I'm not surprised that it keeps on living. It's quite a lovely novel.
What do you want readers to take away from Chenxi and the Foreigner?
Firstly, a love of my characters, and secondly a love of place. I would love readers to become interested in China after reading my novel and to hopefully have an insight into a fascinating and culturally-rich country that is changing so rapidly that my novel seems to have now become a piece of history!
You have me there, Sally! I want more of Anna and Chenxi. And I hope you write more novels set in China.
What is your favorite response to Chenxi and the Foreigner from either a critic or a reader?
I received a lovely review from a young Chinese-Australian reader who thanked me for introducing her to a period of history that she hadn’t been aware of, even though she had been born in China soon after those events. I guess the new edition of this book has given me the opportunity to revisit and document a significant time in Chinese history, particularly now that I know that it has become a taboo topic in other forms of Chinese media. I would hate to think that the hundreds of protestors who lost their lives in Tiananmen Square and many others in the months afterwards, could simply be erased from history.

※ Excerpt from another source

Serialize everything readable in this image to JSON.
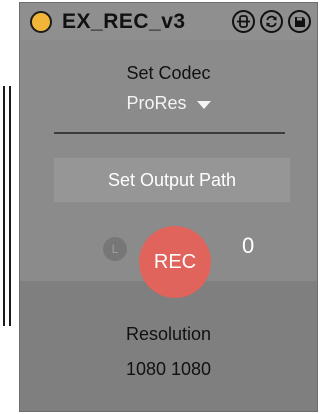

I rewrote the new edition of this book in their honour.
(Sally provided these pictures of student protests in Shanghai in 1989.)
Do you have a message for readers in Asia?
Not particularly, I am just so thrilled to find a readership there! I would love to hear from anyone in Asia who has read any of my books – if there is anyone out there? :)
Check out the other stops on the blog tour to learn more about Sally!
Tea Time at Annick Press
The Book Muncher
Cindy’s Love Of Books
Hey! Teenager of the Year
Also, check out Sally's blog! She has recently posted photos from her time in China.